The coach knew at least 75% of the people running. Shocker. Such a socialite.
I was a ball of nervous energy before the race. It was around 23 degrees in the sun, and would be the first time I’d run in hot(ter) weather without a bottle of water, plus the sleep deprivation was really kicking in. So I drank lots before the race and annoyed everyone around me with my insane chatter.

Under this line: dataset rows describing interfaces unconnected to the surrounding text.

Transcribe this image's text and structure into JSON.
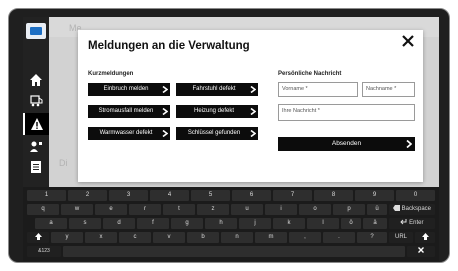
{
  "modal": {
    "title": "Meldungen an die Verwaltung",
    "quick_label": "Kurzmeldungen",
    "message_label": "Persönliche Nachricht",
    "quick_buttons": [
      "Einbruch melden",
      "Fahrstuhl defekt",
      "Stromausfall melden",
      "Heizung defekt",
      "Warmwasser defekt",
      "Schlüssel gefunden"
    ],
    "firstname_placeholder": "Vorname *",
    "lastname_placeholder": "Nachname *",
    "message_placeholder": "Ihre Nachricht *",
    "send_label": "Absenden"
  },
  "background": {
    "fragments": [
      "Me",
      "Di"
    ]
  },
  "keyboard": {
    "row1": [
      "1",
      "2",
      "3",
      "4",
      "5",
      "6",
      "7",
      "8",
      "9",
      "0"
    ],
    "row2": [
      "q",
      "w",
      "e",
      "r",
      "t",
      "z",
      "u",
      "i",
      "o",
      "p",
      "ü"
    ],
    "backspace": "Backspace",
    "row3": [
      "a",
      "s",
      "d",
      "f",
      "g",
      "h",
      "j",
      "k",
      "l",
      "ö",
      "ä"
    ],
    "enter": "Enter",
    "row4": [
      "y",
      "x",
      "c",
      "v",
      "b",
      "n",
      "m",
      ",",
      ".",
      "?"
    ],
    "url": "URL",
    "mode": "&123"
  },
  "colors": {
    "accent": "#1d6fc4",
    "button": "#0c0c0c"
  }
}
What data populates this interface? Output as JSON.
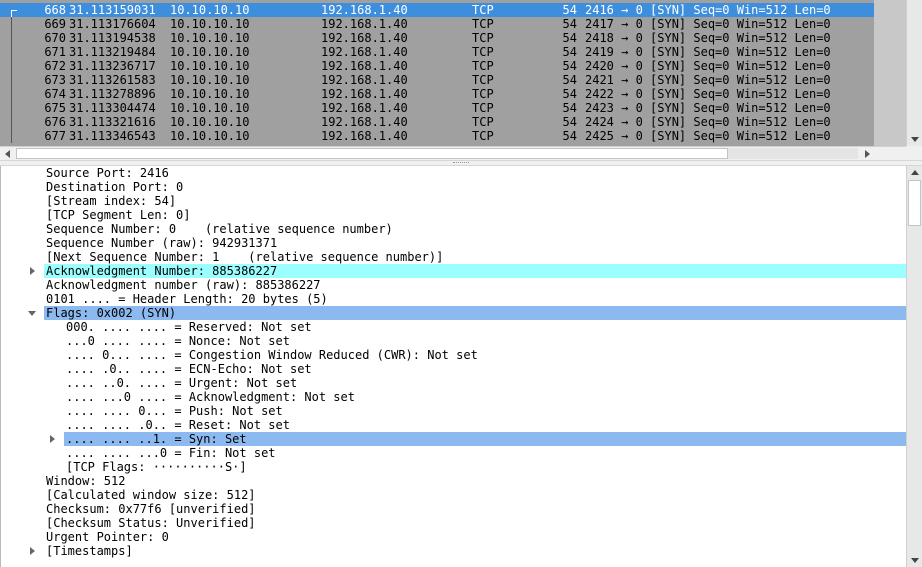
{
  "packet_list": {
    "rows": [
      {
        "no": "668",
        "time": "31.113159031",
        "src": "10.10.10.10",
        "dst": "192.168.1.40",
        "proto": "TCP",
        "len": "54",
        "info": "2416 → 0 [SYN] Seq=0 Win=512 Len=0",
        "selected": true
      },
      {
        "no": "669",
        "time": "31.113176604",
        "src": "10.10.10.10",
        "dst": "192.168.1.40",
        "proto": "TCP",
        "len": "54",
        "info": "2417 → 0 [SYN] Seq=0 Win=512 Len=0"
      },
      {
        "no": "670",
        "time": "31.113194538",
        "src": "10.10.10.10",
        "dst": "192.168.1.40",
        "proto": "TCP",
        "len": "54",
        "info": "2418 → 0 [SYN] Seq=0 Win=512 Len=0"
      },
      {
        "no": "671",
        "time": "31.113219484",
        "src": "10.10.10.10",
        "dst": "192.168.1.40",
        "proto": "TCP",
        "len": "54",
        "info": "2419 → 0 [SYN] Seq=0 Win=512 Len=0"
      },
      {
        "no": "672",
        "time": "31.113236717",
        "src": "10.10.10.10",
        "dst": "192.168.1.40",
        "proto": "TCP",
        "len": "54",
        "info": "2420 → 0 [SYN] Seq=0 Win=512 Len=0"
      },
      {
        "no": "673",
        "time": "31.113261583",
        "src": "10.10.10.10",
        "dst": "192.168.1.40",
        "proto": "TCP",
        "len": "54",
        "info": "2421 → 0 [SYN] Seq=0 Win=512 Len=0"
      },
      {
        "no": "674",
        "time": "31.113278896",
        "src": "10.10.10.10",
        "dst": "192.168.1.40",
        "proto": "TCP",
        "len": "54",
        "info": "2422 → 0 [SYN] Seq=0 Win=512 Len=0"
      },
      {
        "no": "675",
        "time": "31.113304474",
        "src": "10.10.10.10",
        "dst": "192.168.1.40",
        "proto": "TCP",
        "len": "54",
        "info": "2423 → 0 [SYN] Seq=0 Win=512 Len=0"
      },
      {
        "no": "676",
        "time": "31.113321616",
        "src": "10.10.10.10",
        "dst": "192.168.1.40",
        "proto": "TCP",
        "len": "54",
        "info": "2424 → 0 [SYN] Seq=0 Win=512 Len=0"
      },
      {
        "no": "677",
        "time": "31.113346543",
        "src": "10.10.10.10",
        "dst": "192.168.1.40",
        "proto": "TCP",
        "len": "54",
        "info": "2425 → 0 [SYN] Seq=0 Win=512 Len=0"
      }
    ],
    "colors": {
      "row_bg": "#a0a0a0",
      "selected_bg": "#3e8ede",
      "selected_fg": "#ffffff"
    }
  },
  "details": {
    "rows": [
      {
        "text": "Source Port: 2416",
        "indent": 1
      },
      {
        "text": "Destination Port: 0",
        "indent": 1
      },
      {
        "text": "[Stream index: 54]",
        "indent": 1
      },
      {
        "text": "[TCP Segment Len: 0]",
        "indent": 1
      },
      {
        "text": "Sequence Number: 0    (relative sequence number)",
        "indent": 1
      },
      {
        "text": "Sequence Number (raw): 942931371",
        "indent": 1
      },
      {
        "text": "[Next Sequence Number: 1    (relative sequence number)]",
        "indent": 1
      },
      {
        "text": "Acknowledgment Number: 885386227",
        "indent": 1,
        "expander": "closed",
        "highlight": "cyan"
      },
      {
        "text": "Acknowledgment number (raw): 885386227",
        "indent": 1
      },
      {
        "text": "0101 .... = Header Length: 20 bytes (5)",
        "indent": 1
      },
      {
        "text": "Flags: 0x002 (SYN)",
        "indent": 1,
        "expander": "open",
        "highlight": "blue"
      },
      {
        "text": "000. .... .... = Reserved: Not set",
        "indent": 2
      },
      {
        "text": "...0 .... .... = Nonce: Not set",
        "indent": 2
      },
      {
        "text": ".... 0... .... = Congestion Window Reduced (CWR): Not set",
        "indent": 2
      },
      {
        "text": ".... .0.. .... = ECN-Echo: Not set",
        "indent": 2
      },
      {
        "text": ".... ..0. .... = Urgent: Not set",
        "indent": 2
      },
      {
        "text": ".... ...0 .... = Acknowledgment: Not set",
        "indent": 2
      },
      {
        "text": ".... .... 0... = Push: Not set",
        "indent": 2
      },
      {
        "text": ".... .... .0.. = Reset: Not set",
        "indent": 2
      },
      {
        "text": ".... .... ..1. = Syn: Set",
        "indent": 2,
        "expander": "closed",
        "highlight": "blue"
      },
      {
        "text": ".... .... ...0 = Fin: Not set",
        "indent": 2
      },
      {
        "text": "[TCP Flags: ··········S·]",
        "indent": 2
      },
      {
        "text": "Window: 512",
        "indent": 1
      },
      {
        "text": "[Calculated window size: 512]",
        "indent": 1
      },
      {
        "text": "Checksum: 0x77f6 [unverified]",
        "indent": 1
      },
      {
        "text": "[Checksum Status: Unverified]",
        "indent": 1
      },
      {
        "text": "Urgent Pointer: 0",
        "indent": 1
      },
      {
        "text": "[Timestamps]",
        "indent": 1,
        "expander": "closed"
      }
    ],
    "colors": {
      "cyan": "#9cffff",
      "blue": "#8cbaf0"
    }
  },
  "icons": {
    "expand": "triangle-right-icon",
    "collapse": "triangle-down-icon",
    "scroll_up": "arrow-up-icon",
    "scroll_down": "arrow-down-icon",
    "scroll_left": "arrow-left-icon",
    "scroll_right": "arrow-right-icon"
  }
}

The race itself ended up being challenging but fun. The terrain was really varied, with tight turns through gates around the fields. One section was pretty rough underfoot due to the dips where horses or similar had been in the mud and it had then dried, which meant that I found myself running a bit gingerly when I probably should have just gone for it. It was also pretty hard to overtake in sections where the path got really narrow. It has to be said though, that in the summer evening light it was one of the prettiest races I’ve done. Alan also managed to turn up twice on the course to cheer me on which was frankly lovely.

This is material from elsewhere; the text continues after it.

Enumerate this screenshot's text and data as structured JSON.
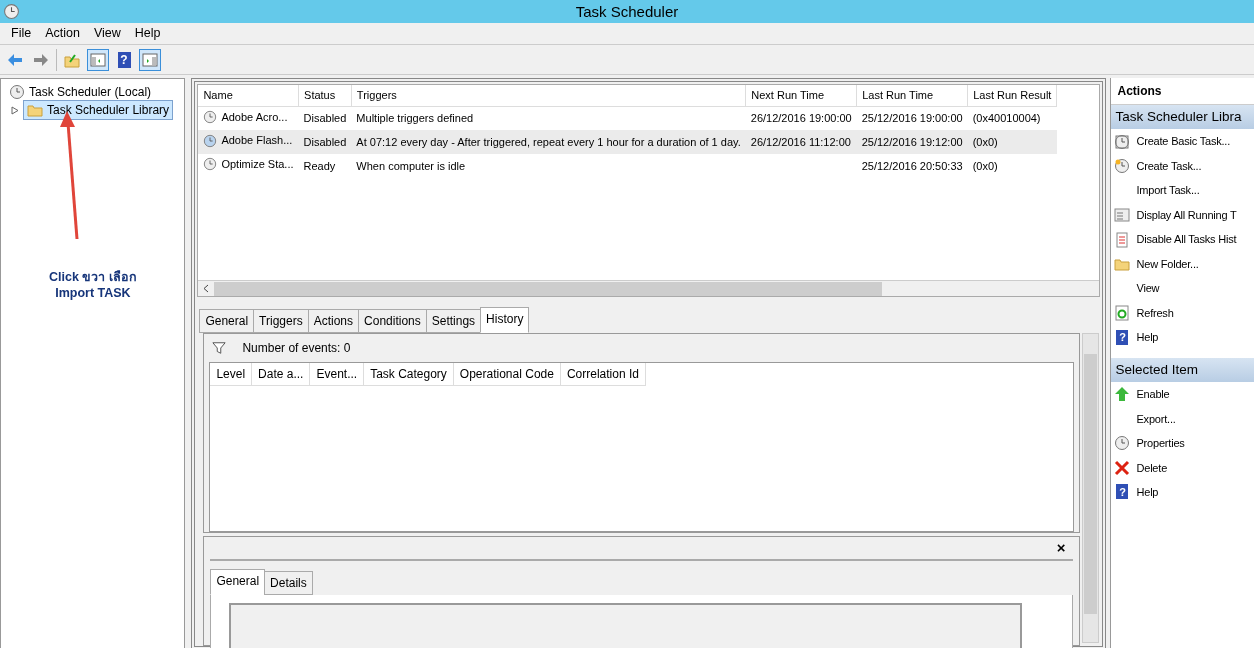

I had no idea what time I finished in, and sat down to enjoy a chat with some fellow runners in the lovely weather, gifting my free half pint to a grateful finisher who wasn’t willing to let it go to waste!
Happy but knackered.
I felt certain that I wouldn’t have achieved a PB, but I hoped I wasn’t too far off. I also spent a lot of time that evening chatting to some members of Ely Runners. When I told her my PB, one girl from the club asked me why I wasn’t part of a club myself and I didn’t really have an answer for her other than worrying about the pressure of running and not being able to meet the expectations of others – in other words, my head was stopping me. Alan then said to me that maybe I should consider it, as he thought I could learn a lot from the Ely Runners I met. Something to think about.
The results came through this morning, and I ended up as 5th woman in 22:08. That’s 40 seconds away from my PB and at first I was disappointed, especially as the 4th woman came in at 21:59. However, when I spoke to Andrew (who came in at a STONKING 18:29), he told me that it wasn’t a PB course, and that he was 35 seconds off his PB. That made me feel a bit better, but did make me think that I could benefit from some more trail running practice.
So overall it’s been a serious week of running experiences that I can learn from. And after some rest this weekend, I’m looking forward to seeing what happens next week. And can we please take a moment to appreciate the awesome girl highlighted in this photo, George Schwiening, who finished as first woman in 17:31. Woah.